When you become a Chance Shelter foster hero, you are giving a second chance to an animal that needs a temporary place to stay due to emergency displacement, babies that are too young to be adopted, or perhaps a place where they can heal from injury or illness. Fostering is an amazing way to help us save animals, and you can involve the whole family! Below is some information about fostering.
What’s a pet foster parent?
By being a pet foster parent, you provide a temporary home for an animal prior to adoption. Fostering animals is a wonderful and personal way to contribute to saving pets.
Why do animals need foster care?
There are several possible reasons:
• Newborn animals that need to be nursed or bottle-fed usually need foster care.

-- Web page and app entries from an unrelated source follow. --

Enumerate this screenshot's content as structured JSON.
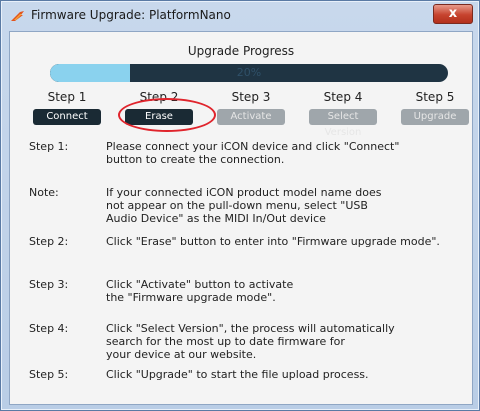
{
  "window": {
    "title": "Firmware Upgrade: PlatformNano",
    "close_glyph": "x"
  },
  "progress": {
    "title": "Upgrade Progress",
    "value_percent": 20,
    "label": "20%"
  },
  "steps": [
    {
      "label": "Step 1",
      "button": "Connect",
      "state": "active"
    },
    {
      "label": "Step 2",
      "button": "Erase",
      "state": "active"
    },
    {
      "label": "Step 3",
      "button": "Activate",
      "state": "disabled"
    },
    {
      "label": "Step 4",
      "button": "Select Version",
      "state": "disabled"
    },
    {
      "label": "Step 5",
      "button": "Upgrade",
      "state": "disabled"
    }
  ],
  "instructions": [
    {
      "label": "Step 1:",
      "text": "Please connect your iCON device and click \"Connect\"\nbutton to create the connection."
    },
    {
      "label": "Note:",
      "text": "If your connected iCON product model name does\nnot appear on the pull-down menu, select \"USB\nAudio Device\" as the MIDI In/Out device"
    },
    {
      "label": "Step 2:",
      "text": "Click \"Erase\" button to enter into \"Firmware upgrade mode\"."
    },
    {
      "label": "Step 3:",
      "text": "Click \"Activate\" button to activate\nthe \"Firmware upgrade mode\"."
    },
    {
      "label": "Step 4:",
      "text": "Click \"Select Version\", the process will automatically\nsearch for the most up to date firmware for\nyour device at our website."
    },
    {
      "label": "Step 5:",
      "text": "Click \"Upgrade\" to start the file upload process."
    }
  ],
  "colors": {
    "progress_fill": "#8ad2ee",
    "progress_track": "#1f3443",
    "active_button": "#1a2a34",
    "disabled_button": "#9fa6ab",
    "highlight": "#e0242c"
  }
}
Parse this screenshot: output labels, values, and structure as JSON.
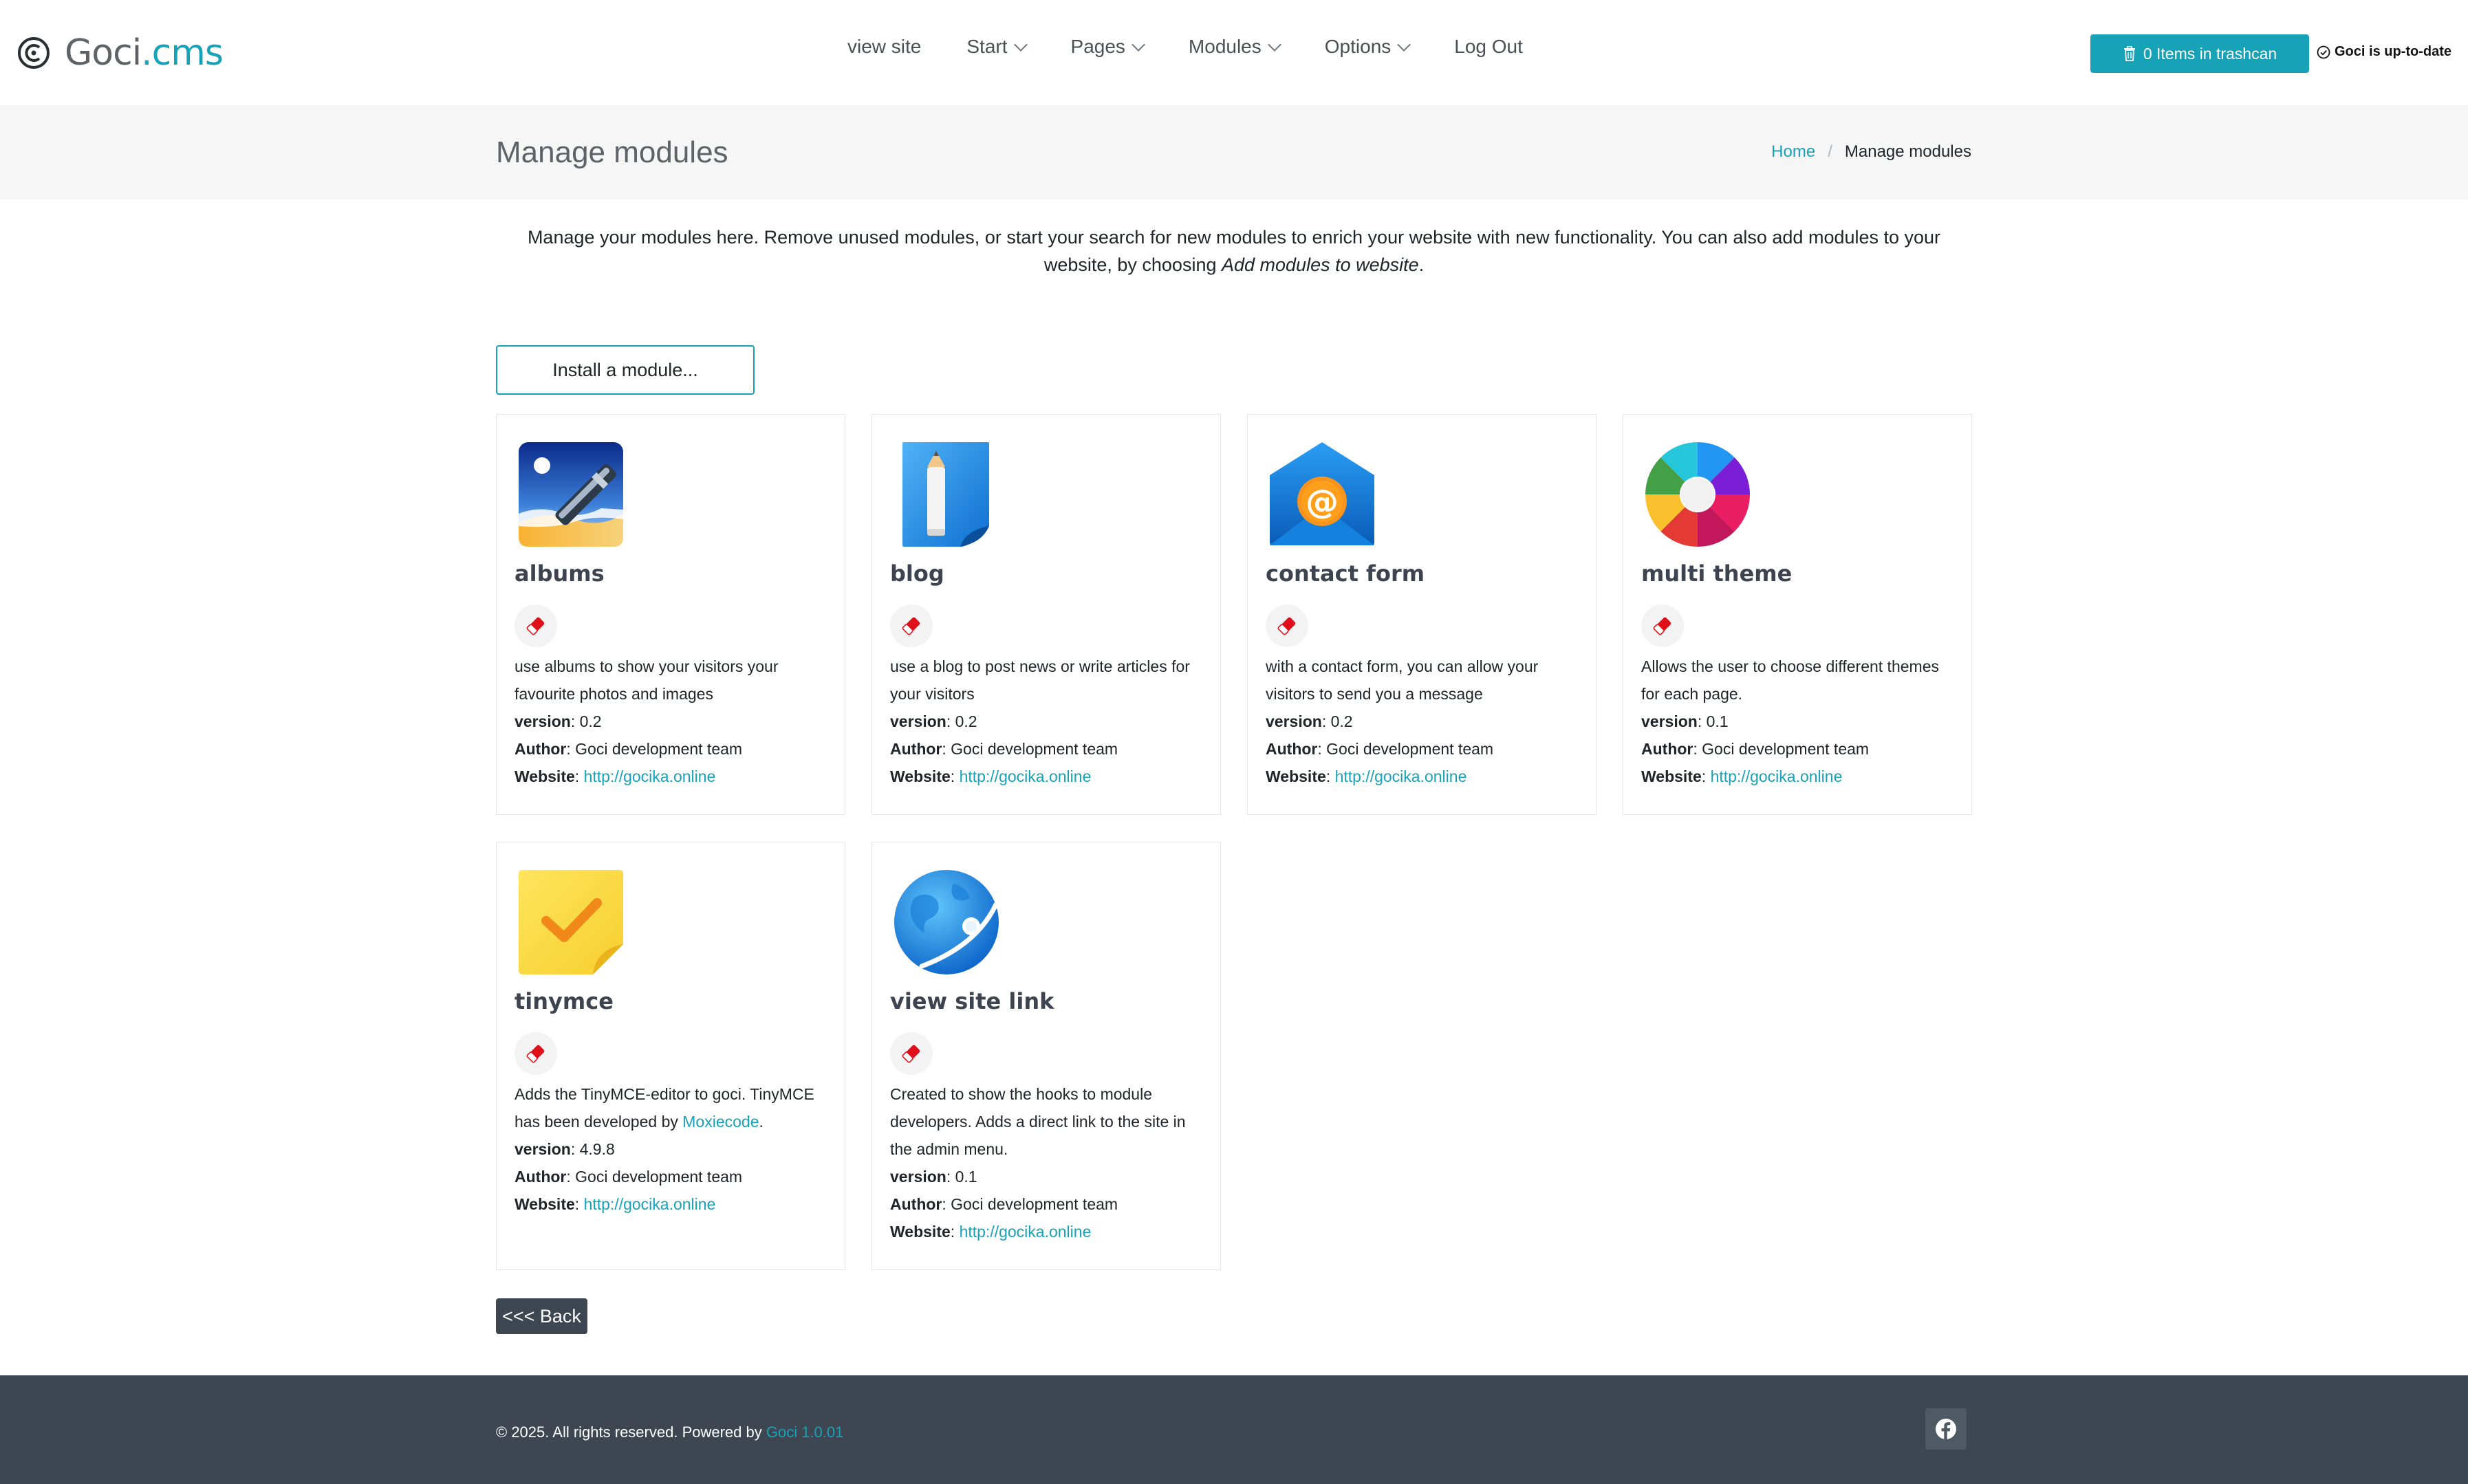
{
  "brand": {
    "name_part1": "Goci",
    "name_part2": ".cms",
    "accent": "#17a2b8"
  },
  "nav": {
    "items": [
      {
        "label": "view site",
        "dropdown": false
      },
      {
        "label": "Start",
        "dropdown": true
      },
      {
        "label": "Pages",
        "dropdown": true
      },
      {
        "label": "Modules",
        "dropdown": true
      },
      {
        "label": "Options",
        "dropdown": true
      },
      {
        "label": "Log Out",
        "dropdown": false
      }
    ]
  },
  "header": {
    "trash_label": "0 Items in trashcan",
    "trash_icon": "trash-icon",
    "status_label": "Goci is up-to-date",
    "status_icon": "check-circle-icon"
  },
  "page": {
    "title": "Manage modules",
    "breadcrumb": {
      "home": "Home",
      "current": "Manage modules",
      "separator": "/"
    },
    "intro_part1": "Manage your modules here. Remove unused modules, or start your search for new modules to enrich your website with new functionality. You can also add modules to your website, by choosing ",
    "intro_em": "Add modules to website",
    "intro_part2": ".",
    "install_label": "Install a module...",
    "back_label": "<<< Back"
  },
  "labels": {
    "version": "version",
    "author": "Author",
    "website": "Website"
  },
  "modules": [
    {
      "name": "albums",
      "icon": "albums-icon",
      "desc": "use albums to show your visitors your favourite photos and images",
      "version": "0.2",
      "author": "Goci development team",
      "website": "http://gocika.online"
    },
    {
      "name": "blog",
      "icon": "blog-icon",
      "desc": "use a blog to post news or write articles for your visitors",
      "version": "0.2",
      "author": "Goci development team",
      "website": "http://gocika.online"
    },
    {
      "name": "contact form",
      "icon": "contact-form-icon",
      "desc": "with a contact form, you can allow your visitors to send you a message",
      "version": "0.2",
      "author": "Goci development team",
      "website": "http://gocika.online"
    },
    {
      "name": "multi theme",
      "icon": "multi-theme-icon",
      "desc": "Allows the user to choose different themes for each page.",
      "version": "0.1",
      "author": "Goci development team",
      "website": "http://gocika.online"
    },
    {
      "name": "tinymce",
      "icon": "tinymce-icon",
      "desc": "Adds the TinyMCE-editor to goci. TinyMCE has been developed by ",
      "desc_link": "Moxiecode",
      "desc_end": ".",
      "version": "4.9.8",
      "author": "Goci development team",
      "website": "http://gocika.online"
    },
    {
      "name": "view site link",
      "icon": "view-site-link-icon",
      "desc": "Created to show the hooks to module developers. Adds a direct link to the site in the admin menu.",
      "version": "0.1",
      "author": "Goci development team",
      "website": "http://gocika.online"
    }
  ],
  "footer": {
    "copyright": "© 2025. All rights reserved. Powered by ",
    "powered_link": "Goci 1.0.01",
    "social_icon": "facebook-icon"
  }
}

• Some pets need temporary housing until their owner is able to take them back.
• Some animals need time to recover from an illness or injury before adoption.
• Some pets may just need a little socialization before finding their forever home.
Providing foster care for a few days, weeks, or months can be a lifesaving gift for an animal.
Would I be a good pet foster parent?
If you want to do something to help the animals, fostering can be a ﬂexible, fun, and rewarding volunteer job. Here’s why:
• It’s more ﬂexible than volunteer jobs that require you to show up at a speciﬁc time for a certain number of hours.
• It’s a great way to enjoy a pet if you are not in a position to make that lifetime commitment right now.
• If you are thinking of adding a dog or cat to your household but you’re not sure, fostering can help you make that decision.
Taking animals into your home, loving them, and then letting them go requires a special kind of person. Your role as a foster parent is to prepare the animal for adoption into a loving home. It is important that all family members understand how important your help is to that animal and that this is a temporary situation.
How much time will it take?
The speciﬁc needs of the animal will determine how much time is involved. Newborn orphaned puppies and kittens, for instance, must be fed every few hours. A frightened animal who needs socialization or training will also require some extra time. You can discuss your availability with us to determine what kinds of animals you’ll be best suited to foster.
What skills are needed?
It’s best to have some knowledge about companion animal behavior and health. Depending on the animal, training may be a requirement.
Some of the animals most in need of foster care are those that require a little extra help or some training. Shy cats often need time to learn to trust and the quiet of a home environment. Dogs often beneﬁt from a little obedience training, so if you familiarize yourself with some basic training techniques, you can be a big help in preparing your foster dog for a new home.
Just by getting to know the animal, you’ll help us learn more about the pet’s personality prior to adoption.
What else is required?
Speciﬁc requirements will vary depending upon the animal you are fostering. For example, some animals will need fenced yards, medications, or isolation from your personal pets.
How much notice will I get?
This will depend on the immediate need. In a crisis situation we would need someone within a few hours. This does not mean you must always be available. You can decline to foster an animal at any time.
What about food and medical care?
Chance Shelter will provide all food, supplies, and medical expenses for the animal.
What about my own pets?
You’ll want to consider how the animals in your household will adjust to having a foster pet. Some animals do very well with a temporary friend and can help socialize the foster animal. Other pets have a harder time with new animals being added to or leaving the family. You’re the best judge of your pet’s personality.
For the safety of your pets and the foster animal, your pets must be up-to-date on vaccinations. In most cases, the foster pet will need to be isolated from your own pets, either temporarily or throughout the foster period.
What about when it’s time to say good-bye?
Giving up an animal you’ve fostered, even to a wonderful new home, can be difﬁcult emotionally. Fostering is tremendously rewarding whether you are part of saving a life, helping an animal ﬁnd a loving home, or caring for an elderly persons pet while they are in the hospital. Letting go of that pet allows you to help another in need.
How do I give fostering a try?
When you are ready, fill out our online foster form. A foster coordinator will get back to you. In most cases a home visit is required before you can take a foster pet home.